> I have the code below in a JNI interface routine. If I run it as below
> (#if 0), then it does not leak memory.
> If I change the #if 0 to #if 1, then it leaks - the JVM just keeps on
> growing.


I don't know if this will help any, but as far as I can see the code you have
shown is exactly correct. (At least, on the assumption that the lack of error
checking is because you have not reproduced it here for clarity)

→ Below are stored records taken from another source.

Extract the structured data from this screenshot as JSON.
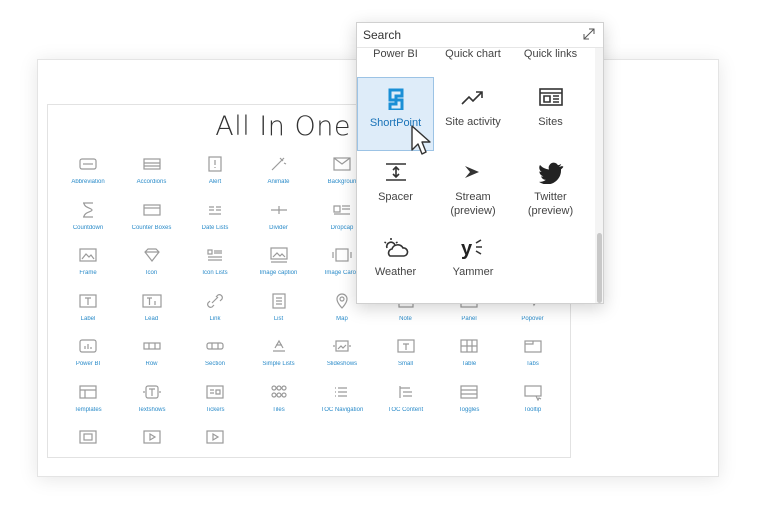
{
  "canvas": {
    "title": "All In One We"
  },
  "grid": {
    "rows": [
      [
        {
          "label": "Abbreviation",
          "icon": "abbreviation-icon"
        },
        {
          "label": "Accordions",
          "icon": "accordions-icon"
        },
        {
          "label": "Alert",
          "icon": "alert-icon"
        },
        {
          "label": "Animate",
          "icon": "animate-icon"
        },
        {
          "label": "Backgroun",
          "icon": "background-icon"
        }
      ],
      [
        {
          "label": "Countdown",
          "icon": "countdown-icon"
        },
        {
          "label": "Counter Boxes",
          "icon": "counter-boxes-icon"
        },
        {
          "label": "Date Lists",
          "icon": "date-lists-icon"
        },
        {
          "label": "Divider",
          "icon": "divider-icon"
        },
        {
          "label": "Dropcap",
          "icon": "dropcap-icon"
        }
      ],
      [
        {
          "label": "Frame",
          "icon": "frame-icon"
        },
        {
          "label": "Icon",
          "icon": "diamond-icon"
        },
        {
          "label": "Icon Lists",
          "icon": "icon-lists-icon"
        },
        {
          "label": "Image caption",
          "icon": "image-caption-icon"
        },
        {
          "label": "Image Carou",
          "icon": "image-carousel-icon"
        }
      ],
      [
        {
          "label": "Label",
          "icon": "label-icon"
        },
        {
          "label": "Lead",
          "icon": "lead-icon"
        },
        {
          "label": "Link",
          "icon": "link-icon"
        },
        {
          "label": "List",
          "icon": "list-icon"
        },
        {
          "label": "Map",
          "icon": "map-icon"
        },
        {
          "label": "Note",
          "icon": "note-icon"
        },
        {
          "label": "Panel",
          "icon": "panel-icon"
        },
        {
          "label": "Popover",
          "icon": "popover-icon"
        }
      ],
      [
        {
          "label": "Power BI",
          "icon": "power-bi-icon"
        },
        {
          "label": "Row",
          "icon": "row-icon"
        },
        {
          "label": "Section",
          "icon": "section-icon"
        },
        {
          "label": "Simple Lists",
          "icon": "simple-lists-icon"
        },
        {
          "label": "Slideshows",
          "icon": "slideshows-icon"
        },
        {
          "label": "Small",
          "icon": "small-icon"
        },
        {
          "label": "Table",
          "icon": "table-icon"
        },
        {
          "label": "Tabs",
          "icon": "tabs-icon"
        }
      ],
      [
        {
          "label": "Templates",
          "icon": "templates-icon"
        },
        {
          "label": "Textshows",
          "icon": "textshows-icon"
        },
        {
          "label": "Tickers",
          "icon": "tickers-icon"
        },
        {
          "label": "Tiles",
          "icon": "tiles-icon"
        },
        {
          "label": "TOC Navigation",
          "icon": "toc-navigation-icon"
        },
        {
          "label": "TOC Content",
          "icon": "toc-content-icon"
        },
        {
          "label": "Toggles",
          "icon": "toggles-icon"
        },
        {
          "label": "Tooltip",
          "icon": "tooltip-icon"
        }
      ],
      [
        {
          "label": "",
          "icon": "video-icon"
        },
        {
          "label": "",
          "icon": "video-play-icon"
        },
        {
          "label": "",
          "icon": "video-player-icon"
        }
      ]
    ]
  },
  "picker": {
    "search_placeholder": "Search",
    "cut_labels": [
      "Power BI",
      "Quick chart",
      "Quick links"
    ],
    "items": [
      {
        "label": "ShortPoint",
        "icon": "shortpoint-icon",
        "selected": true
      },
      {
        "label": "Site activity",
        "icon": "site-activity-icon"
      },
      {
        "label": "Sites",
        "icon": "sites-icon"
      },
      {
        "label": "Spacer",
        "icon": "spacer-icon"
      },
      {
        "label": "Stream\n(preview)",
        "icon": "stream-icon"
      },
      {
        "label": "Twitter\n(preview)",
        "icon": "twitter-icon"
      },
      {
        "label": "Weather",
        "icon": "weather-icon"
      },
      {
        "label": "Yammer",
        "icon": "yammer-icon"
      }
    ]
  }
}
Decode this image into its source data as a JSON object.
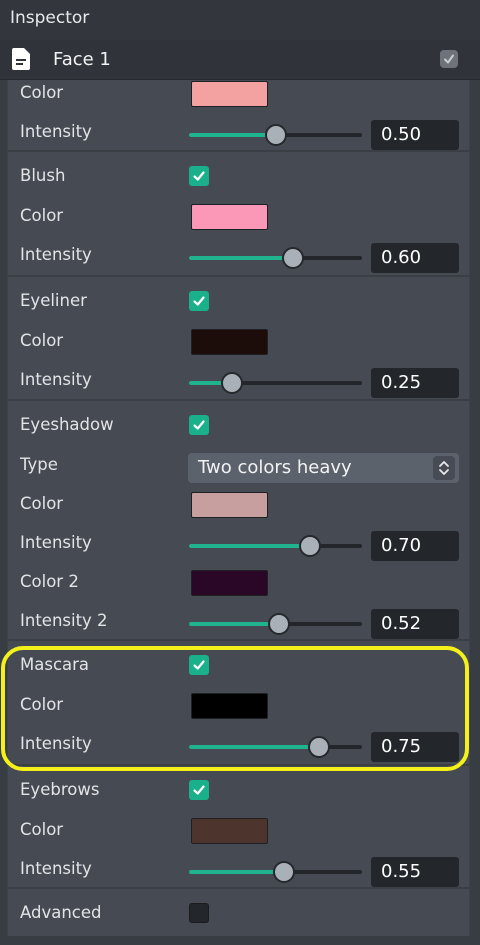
{
  "inspector": {
    "title": "Inspector"
  },
  "object": {
    "name": "Face 1",
    "enabled": true,
    "icon": "file-icon"
  },
  "sections": [
    {
      "id": "partial-top",
      "rows": [
        {
          "type": "color",
          "label": "Color",
          "color": "#f3a1a1"
        },
        {
          "type": "slider",
          "label": "Intensity",
          "value": 0.5,
          "display": "0.50"
        }
      ]
    },
    {
      "id": "blush",
      "title": "Blush",
      "enabled": true,
      "rows": [
        {
          "type": "color",
          "label": "Color",
          "color": "#fb97b7"
        },
        {
          "type": "slider",
          "label": "Intensity",
          "value": 0.6,
          "display": "0.60"
        }
      ]
    },
    {
      "id": "eyeliner",
      "title": "Eyeliner",
      "enabled": true,
      "rows": [
        {
          "type": "color",
          "label": "Color",
          "color": "#1d0d0a"
        },
        {
          "type": "slider",
          "label": "Intensity",
          "value": 0.25,
          "display": "0.25"
        }
      ]
    },
    {
      "id": "eyeshadow",
      "title": "Eyeshadow",
      "enabled": true,
      "rows": [
        {
          "type": "select",
          "label": "Type",
          "value": "Two colors heavy"
        },
        {
          "type": "color",
          "label": "Color",
          "color": "#c89f9f"
        },
        {
          "type": "slider",
          "label": "Intensity",
          "value": 0.7,
          "display": "0.70"
        },
        {
          "type": "color",
          "label": "Color 2",
          "color": "#2a0727"
        },
        {
          "type": "slider",
          "label": "Intensity 2",
          "value": 0.52,
          "display": "0.52"
        }
      ]
    },
    {
      "id": "mascara",
      "title": "Mascara",
      "enabled": true,
      "rows": [
        {
          "type": "color",
          "label": "Color",
          "color": "#000000"
        },
        {
          "type": "slider",
          "label": "Intensity",
          "value": 0.75,
          "display": "0.75"
        }
      ]
    },
    {
      "id": "eyebrows",
      "title": "Eyebrows",
      "enabled": true,
      "rows": [
        {
          "type": "color",
          "label": "Color",
          "color": "#4d342d"
        },
        {
          "type": "slider",
          "label": "Intensity",
          "value": 0.55,
          "display": "0.55"
        }
      ]
    },
    {
      "id": "advanced",
      "title": "Advanced",
      "enabled": false,
      "rows": []
    }
  ],
  "colors": {
    "accent": "#1fb38e",
    "highlight": "#f4f11a"
  }
}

I have just run my equivalent of your code in a loop 1 million times, grabbing
the bytes from a 17000 element byte[] (intentionally not a very round number)
and saw no evidence of memory leakage. This was on the JDK 1.5 client JVM,
running over WinXP.

-- chris


 
Reply With Quote
 
zakkir zakkir is offline
Junior Member
Join Date: Nov 2009
Posts: 1
 
      11-14-2009
I am seeing a similar behaviour of memory growth in solaris environment for a similar JNI interface. I would like to know whether the root cause for this problem has been found.

In our case we found the problem disappearing when we finally reset a variable to NULL.
 
Reply With Quote
 
 
 
Reply

Thread Tools

Posting Rules
You may not post new threads
You may not post replies
You may not post attachments
You may not edit your posts

BB code is On
Smilies are On
[IMG] code is On
HTML code is Off
Trackbacks are On
Pingbacks are On
Refbacks are Off


Similar Threads
Thread Thread Starter Forum Replies Last Post
JNI thread vs. native thread vs. JNI call bgabrhelik Java 0 09-29-2009 03:33 PM
Re: JNI: Error loading DLL from JNI DDL vasanth Java 0 01-25-2005 11:03 AM
Re: JNI: Error loading DLL from JNI DDL vasanth Java 0 01-25-2005 11:01 AM
Porting JNI Windows under JNI LINUX + Wine ? Pasturel Jean-Louis Java 5 03-03-2004 07:50 PM
IBM's JNI fails where Sun's JNI works Alex Hunsley Java 4 11-04-2003 10:34 AM



Advertisments